Picture this: you are on-site at a new client’s headquarters for a weeklong hostile work environment investigation into several internal complaints made against the CEO and CFO. This is the first engagement for the client so you want to do as comprehensive a job as possible to leave a positive first impression (which will hopefully also lead to significant additional work). Importantly, your recommendations at the conclusion may lead to terminations, as well as subsequent lawsuits from either the purported victims and/or the terminated executives. There’s clearly a lot at stake here.

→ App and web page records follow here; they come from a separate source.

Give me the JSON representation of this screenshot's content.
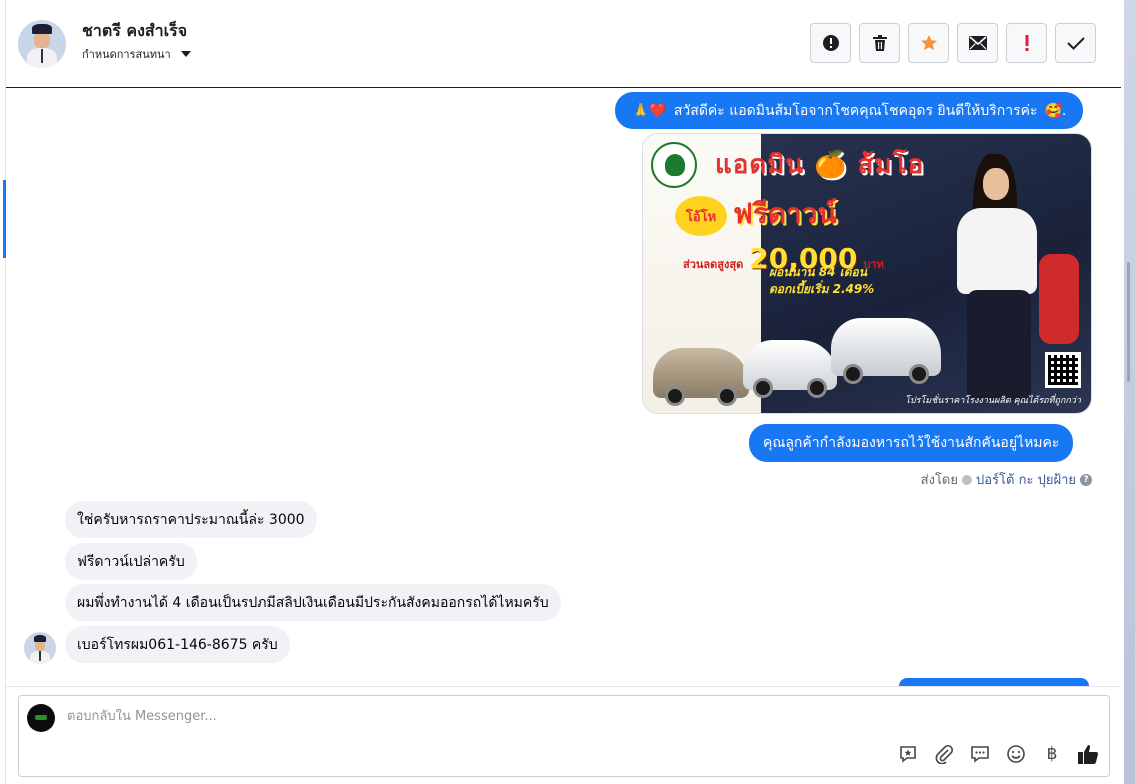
{
  "contact": {
    "name": "ชาตรี คงสำเร็จ",
    "assign_label": "กำหนดการสนทนา"
  },
  "toolbar": {
    "buttons": [
      {
        "icon": "alert-circle-icon"
      },
      {
        "icon": "trash-icon"
      },
      {
        "icon": "star-icon",
        "color": "#f7923a"
      },
      {
        "icon": "mail-icon"
      },
      {
        "icon": "exclamation-icon",
        "color": "#e41e3f"
      },
      {
        "icon": "check-icon"
      }
    ]
  },
  "messages": {
    "greeting": "สวัสดีค่ะ แอดมินส้มโอจากโชคคุณโชคอุดร ยินดีให้บริการค่ะ",
    "greeting_emoji_pre": "🙏❤️",
    "greeting_emoji_post": "🥰.",
    "promo": {
      "headline": "แอดมิน 🍊 ส้มโอ",
      "badge": "โอ้โห",
      "free": "ฟรีดาวน์",
      "discount_label": "ส่วนลดสูงสุด",
      "discount_value": "20,000",
      "discount_unit": "บาท",
      "term1": "ผ่อนนาน 84 เดือน",
      "term2": "ดอกเบี้ยเริ่ม 2.49%",
      "footer": "โปรโมชั่นราคาโรงงานผลิต คุณได้รถที่ถูกกว่า"
    },
    "question": "คุณลูกค้ากำลังมองหารถไว้ใช้งานสักคันอยู่ไหมคะ",
    "sent_by_label": "ส่งโดย",
    "sent_by_name": "ปอร์โต้ กะ ปุยฝ้าย",
    "incoming": [
      "ใช่ครับหารถราคาประมาณนี้ล่ะ 3000",
      "ฟรีดาวน์เปล่าครับ",
      "ผมพึ่งทำงานได้ 4 เดือนเป็นรปภมีสลิปเงินเดือนมีประกันสังคมออกรถได้ไหมครับ",
      "เบอร์โทรผม061-146-8675 ครับ"
    ]
  },
  "composer": {
    "placeholder": "ตอบกลับใน Messenger...",
    "tools": [
      "saved-reply-icon",
      "attachment-icon",
      "chat-bubbles-icon",
      "emoji-icon",
      "baht-icon",
      "thumbs-up-icon"
    ],
    "baht_symbol": "฿"
  }
}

As of now, you have at least 15 witnesses to interview, but there will likely be many more that organically grow out of the investigation, which often happens. As you start your marathon of interviews and feverishly jot down every pertinent word the witnesses tell you, you can rest assured that future opposing counsel, jurors, and plaintiffs will never see your notes, right? Certainly, they would never be turned over in discovery or become a deposition or trial exhibit, would they? Well, as the typical lawyer response goes – it depends.

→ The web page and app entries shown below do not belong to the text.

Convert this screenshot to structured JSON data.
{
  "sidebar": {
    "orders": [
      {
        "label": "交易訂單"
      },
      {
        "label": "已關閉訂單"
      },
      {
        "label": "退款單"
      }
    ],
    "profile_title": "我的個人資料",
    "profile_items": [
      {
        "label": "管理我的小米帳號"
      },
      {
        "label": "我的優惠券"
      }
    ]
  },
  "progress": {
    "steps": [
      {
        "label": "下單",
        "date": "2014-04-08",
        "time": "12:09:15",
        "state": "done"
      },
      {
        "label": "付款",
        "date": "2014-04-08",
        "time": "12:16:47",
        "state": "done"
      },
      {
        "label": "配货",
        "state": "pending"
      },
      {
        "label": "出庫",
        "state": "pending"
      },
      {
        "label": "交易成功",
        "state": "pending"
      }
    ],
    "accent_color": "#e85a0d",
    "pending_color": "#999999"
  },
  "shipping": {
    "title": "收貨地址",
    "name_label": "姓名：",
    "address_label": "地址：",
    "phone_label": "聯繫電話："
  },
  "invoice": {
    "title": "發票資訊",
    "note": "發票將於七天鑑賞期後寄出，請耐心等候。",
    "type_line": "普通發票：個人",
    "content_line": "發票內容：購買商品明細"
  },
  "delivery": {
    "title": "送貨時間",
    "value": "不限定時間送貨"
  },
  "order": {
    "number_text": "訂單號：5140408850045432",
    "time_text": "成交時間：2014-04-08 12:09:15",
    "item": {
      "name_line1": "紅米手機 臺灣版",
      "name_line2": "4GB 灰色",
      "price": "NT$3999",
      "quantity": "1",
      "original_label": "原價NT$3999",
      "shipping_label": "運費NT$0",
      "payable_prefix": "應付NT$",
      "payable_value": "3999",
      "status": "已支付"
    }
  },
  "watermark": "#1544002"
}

Attorney Work Product Doctrine

The basic rule, largely codified in Federal Rule of Civil Procedure 26(b)(3), is that the attorney work product doctrine generally prohibits the discoverability of materials an adversary prepares in “anticipation of litigation”. This makes sense considering the doctrine aims to provide lawyers with the privacy we need to think, plan, weigh facts and evidence, candidly assess a client’s case, and devise legal theories.

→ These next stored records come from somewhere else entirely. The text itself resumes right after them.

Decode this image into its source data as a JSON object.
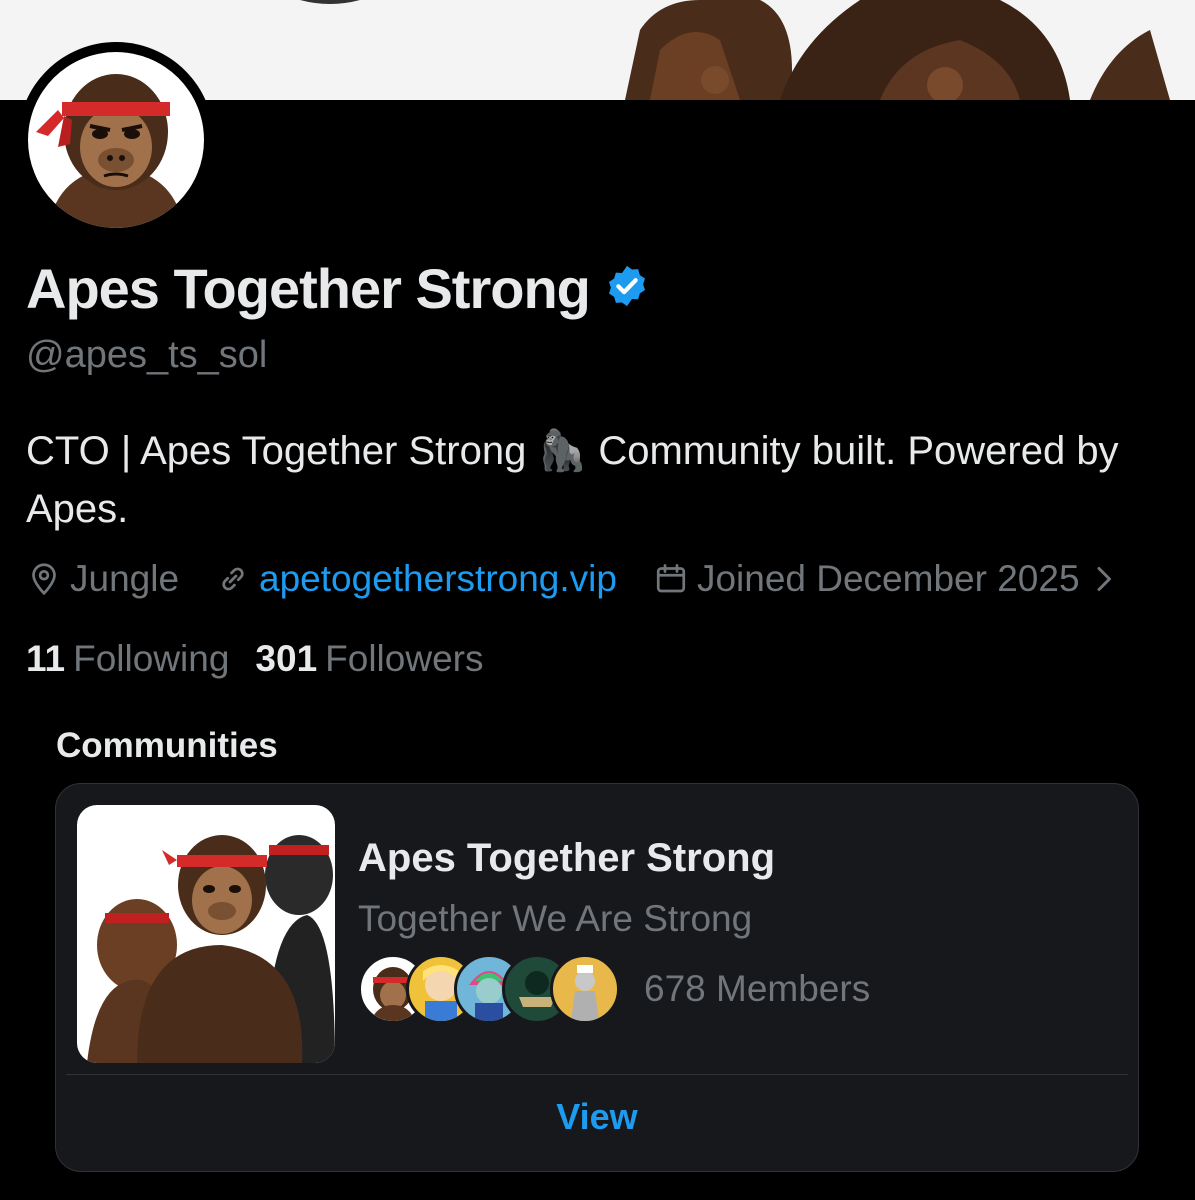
{
  "profile": {
    "name": "Apes Together Strong",
    "handle": "@apes_ts_sol",
    "verified": true,
    "bio": "CTO | Apes Together Strong 🦍 Community built. Powered by Apes.",
    "location": "Jungle",
    "website": "apetogetherstrong.vip",
    "joined": "Joined December 2025",
    "following_count": "11",
    "following_label": "Following",
    "followers_count": "301",
    "followers_label": "Followers"
  },
  "communities": {
    "section_title": "Communities",
    "card": {
      "title": "Apes Together Strong",
      "subtitle": "Together We Are Strong",
      "members": "678 Members",
      "view_label": "View"
    }
  },
  "icons": {
    "verified": "verified-badge-icon",
    "location": "location-pin-icon",
    "link": "link-icon",
    "calendar": "calendar-icon",
    "expand": "chevron-right-icon"
  },
  "colors": {
    "accent": "#1d9bf0",
    "background": "#000000",
    "card": "#16181c",
    "muted": "#71767b",
    "text": "#e7e9ea"
  }
}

There are two types of work product: fact or “non-core,” which contains factual information resulting from a factual investigation; and “opinion,” which includes the lawyer’s mental impressions, conclusions, opinions, or legal theories. The latter receives virtually absolute protection and is typically discoverable only when a party shows “extraordinary justification.”  Conversely, fact work product may be discoverable if it (1) contains only non-privileged facts, and (2) the requesting party satisfies the substantial need and undue hardship elements.

Facts and Opinions Intertwined: Are My Notes Discoverable?

You might be wondering, “What happens if my notes contain both facts and my opinions?” In that scenario, a court must privately examine whether the facts may be disclosed in a redacted version without revealing your opinions.  Notably, at least one court has stated that “where the factual and opinion work product are so intertwined . . . that it is impossible to segregate and disclose the purely factual part,” the document should be protected as opinion work product.  While this isn’t the law of the land, it’s important to periodically review your note-taking as you conduct witness interviews.


Let’s return to your investigation of the client’s CEO. If you are taking down contemporaneous notes of a witness’ recollection and/or responses to questioning  – without including your opinions, these factual notes are likely discoverable. However, if a court determines that the facts are sufficiently intertwined with your opinions, mental impression, etc. (i.e., a statement such as “this witness is being inconsistent and would not be credible during deposition or trial)  such that it’s impossible to separate the two, then the attorney work product doctrine would likely protect your notes from disclosure. At the same time, however, one state’s Supreme Court (North Carolina) has recently held that some communications between an attorney and client regarding an internal investigation may not be privileged if those communications reflect “business” advice as opposed to “legal advice.” As one can see, note-taking and navigating legal privilege is both an art and a skill.